"Good morning," said the little prince.I've always liked this short chapter (entire above) from Antoine de Saint-Exupery's The Little Prince. It nicely captures the spirit of the book: You don't have to go frantically gallivanting all over the place looking for satisfaction; the greatest miracles are as close as your own front porch.
"Good morning," said the merchant.
This was a merchant who sold pills that had been invented to quench thirst. You need only swallow one pill a week, and you would feel no need of anything to drink.
"Why are you selling those?" asked the little prince.
"Because they save a tremendous amount of time," said the merchant. "Computations have been made by experts. With these pills, you save fifty-three minutes in every week."
"And what do I do with those fifty-three minutes?"
"Anything you like..."

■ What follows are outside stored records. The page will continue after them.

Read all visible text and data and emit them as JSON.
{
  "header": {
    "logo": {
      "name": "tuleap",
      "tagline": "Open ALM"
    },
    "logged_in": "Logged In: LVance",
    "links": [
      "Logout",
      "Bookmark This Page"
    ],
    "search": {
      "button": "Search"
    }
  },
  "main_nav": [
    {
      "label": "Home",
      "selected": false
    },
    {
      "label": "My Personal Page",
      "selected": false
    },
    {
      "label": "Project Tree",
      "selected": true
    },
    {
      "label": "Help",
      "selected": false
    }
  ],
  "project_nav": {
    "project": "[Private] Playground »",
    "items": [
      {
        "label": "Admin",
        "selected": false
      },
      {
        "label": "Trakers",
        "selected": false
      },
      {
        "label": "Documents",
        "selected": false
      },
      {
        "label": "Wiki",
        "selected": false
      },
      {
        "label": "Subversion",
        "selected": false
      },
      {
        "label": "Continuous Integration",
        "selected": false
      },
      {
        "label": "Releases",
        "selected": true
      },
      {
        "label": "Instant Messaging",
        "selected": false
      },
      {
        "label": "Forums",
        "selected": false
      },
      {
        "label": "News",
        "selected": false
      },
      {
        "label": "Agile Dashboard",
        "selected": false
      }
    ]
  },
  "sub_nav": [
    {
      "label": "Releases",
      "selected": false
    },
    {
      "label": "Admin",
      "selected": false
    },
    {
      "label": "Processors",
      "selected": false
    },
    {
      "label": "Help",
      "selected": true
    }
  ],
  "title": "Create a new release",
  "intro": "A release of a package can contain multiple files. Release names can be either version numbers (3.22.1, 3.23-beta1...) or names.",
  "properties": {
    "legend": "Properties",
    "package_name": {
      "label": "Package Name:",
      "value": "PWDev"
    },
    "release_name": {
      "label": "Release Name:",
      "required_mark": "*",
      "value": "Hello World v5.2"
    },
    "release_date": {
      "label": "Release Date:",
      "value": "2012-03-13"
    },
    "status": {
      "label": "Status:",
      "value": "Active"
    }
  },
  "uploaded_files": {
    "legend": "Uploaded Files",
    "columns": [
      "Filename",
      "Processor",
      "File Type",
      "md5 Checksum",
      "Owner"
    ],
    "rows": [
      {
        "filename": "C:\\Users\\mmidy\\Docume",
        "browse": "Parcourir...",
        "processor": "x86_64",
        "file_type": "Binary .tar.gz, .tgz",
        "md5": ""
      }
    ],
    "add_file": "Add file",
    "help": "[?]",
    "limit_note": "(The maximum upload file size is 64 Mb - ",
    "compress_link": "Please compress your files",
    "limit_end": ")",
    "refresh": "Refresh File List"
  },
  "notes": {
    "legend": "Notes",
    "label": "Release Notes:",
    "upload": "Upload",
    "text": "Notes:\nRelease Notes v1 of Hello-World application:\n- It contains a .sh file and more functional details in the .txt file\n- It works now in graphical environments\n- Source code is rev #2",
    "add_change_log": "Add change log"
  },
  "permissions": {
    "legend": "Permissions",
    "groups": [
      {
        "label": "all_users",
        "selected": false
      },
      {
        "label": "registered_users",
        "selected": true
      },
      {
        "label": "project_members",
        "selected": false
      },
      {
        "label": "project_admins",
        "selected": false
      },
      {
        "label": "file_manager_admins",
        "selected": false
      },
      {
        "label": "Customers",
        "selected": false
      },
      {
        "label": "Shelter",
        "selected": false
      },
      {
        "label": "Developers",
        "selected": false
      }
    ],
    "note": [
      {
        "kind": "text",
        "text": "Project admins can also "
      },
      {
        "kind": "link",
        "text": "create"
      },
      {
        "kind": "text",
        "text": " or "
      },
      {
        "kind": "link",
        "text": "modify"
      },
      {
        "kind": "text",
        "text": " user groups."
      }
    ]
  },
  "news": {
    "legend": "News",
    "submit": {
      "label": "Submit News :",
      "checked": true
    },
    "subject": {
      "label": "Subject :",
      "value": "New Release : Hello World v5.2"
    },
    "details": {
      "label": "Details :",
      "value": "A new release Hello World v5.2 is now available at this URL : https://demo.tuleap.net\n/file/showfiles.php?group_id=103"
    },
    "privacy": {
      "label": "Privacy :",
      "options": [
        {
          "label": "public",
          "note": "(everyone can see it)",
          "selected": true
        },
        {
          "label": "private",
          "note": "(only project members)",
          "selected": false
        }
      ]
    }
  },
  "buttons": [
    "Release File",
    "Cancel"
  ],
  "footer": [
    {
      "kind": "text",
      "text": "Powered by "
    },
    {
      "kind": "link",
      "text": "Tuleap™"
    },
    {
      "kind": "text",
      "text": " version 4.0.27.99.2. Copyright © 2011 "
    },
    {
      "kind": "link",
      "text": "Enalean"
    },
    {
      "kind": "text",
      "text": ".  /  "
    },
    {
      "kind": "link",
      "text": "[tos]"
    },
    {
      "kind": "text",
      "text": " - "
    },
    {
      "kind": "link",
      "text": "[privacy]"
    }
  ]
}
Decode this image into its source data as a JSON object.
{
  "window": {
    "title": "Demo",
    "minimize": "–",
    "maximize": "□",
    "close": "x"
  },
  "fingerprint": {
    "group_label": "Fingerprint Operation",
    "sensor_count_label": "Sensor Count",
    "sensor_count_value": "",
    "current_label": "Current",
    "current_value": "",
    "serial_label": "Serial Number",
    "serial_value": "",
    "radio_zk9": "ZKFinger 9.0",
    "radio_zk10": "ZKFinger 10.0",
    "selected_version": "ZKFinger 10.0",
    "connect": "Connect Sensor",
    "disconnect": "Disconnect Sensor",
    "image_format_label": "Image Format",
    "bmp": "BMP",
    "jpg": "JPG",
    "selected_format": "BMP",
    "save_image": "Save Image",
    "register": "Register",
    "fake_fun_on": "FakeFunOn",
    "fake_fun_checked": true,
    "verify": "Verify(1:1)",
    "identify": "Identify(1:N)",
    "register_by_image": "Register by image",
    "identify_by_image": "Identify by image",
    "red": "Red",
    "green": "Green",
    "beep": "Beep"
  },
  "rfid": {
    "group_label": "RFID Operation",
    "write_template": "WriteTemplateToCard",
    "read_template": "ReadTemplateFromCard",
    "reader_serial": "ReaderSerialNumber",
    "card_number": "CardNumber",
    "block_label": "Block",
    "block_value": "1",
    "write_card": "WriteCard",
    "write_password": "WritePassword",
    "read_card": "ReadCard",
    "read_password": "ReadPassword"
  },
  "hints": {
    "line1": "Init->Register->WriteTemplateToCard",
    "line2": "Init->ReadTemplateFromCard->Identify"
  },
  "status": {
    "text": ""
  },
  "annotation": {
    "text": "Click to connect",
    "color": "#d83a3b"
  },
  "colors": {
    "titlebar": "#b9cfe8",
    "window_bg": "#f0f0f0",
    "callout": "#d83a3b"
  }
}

"As for me," said the little prince to himself, "if I had fifty-three minutes to spend as I liked, I should walk at my leisure toward a spring of fresh water."
And speaking of miracles on the front porch, how about this morning glory plant of my spouse. A tiny seed placed in a pot. A seed with all the information necessary to send this plant four feet up its pole, twining, as always, with a right-hand screw, and popping out a flower every day or two, the design of each leaf and blossom implicit in the seed.
All of that is miracle enough, but here's what occupied my mind for fifty-three minutes this morning. This plant has the slenderest vine of any morning glory I have ever seen. Hardly thicker than sewing thread. And all those molecules needed to make a leaf or blossom are pumped up out of the pot through that thread, four feet into the air. Pumped up and pieced together. A leaf. A blossom. And not just any leaf or blossom, but a morning glory leaf and blossom. And not just any morning glory, but a Star of Yalta morning glory.
OK, OK. Big deal. It's happening all around us. An ant. An osprey. A human baby. What's so remarkable about a morning glory? Well, nothing really. Which is why we go through life oblivious of the miracles that confront us on every side. We are so immersed in the astonishing we don't take the time to be astonished.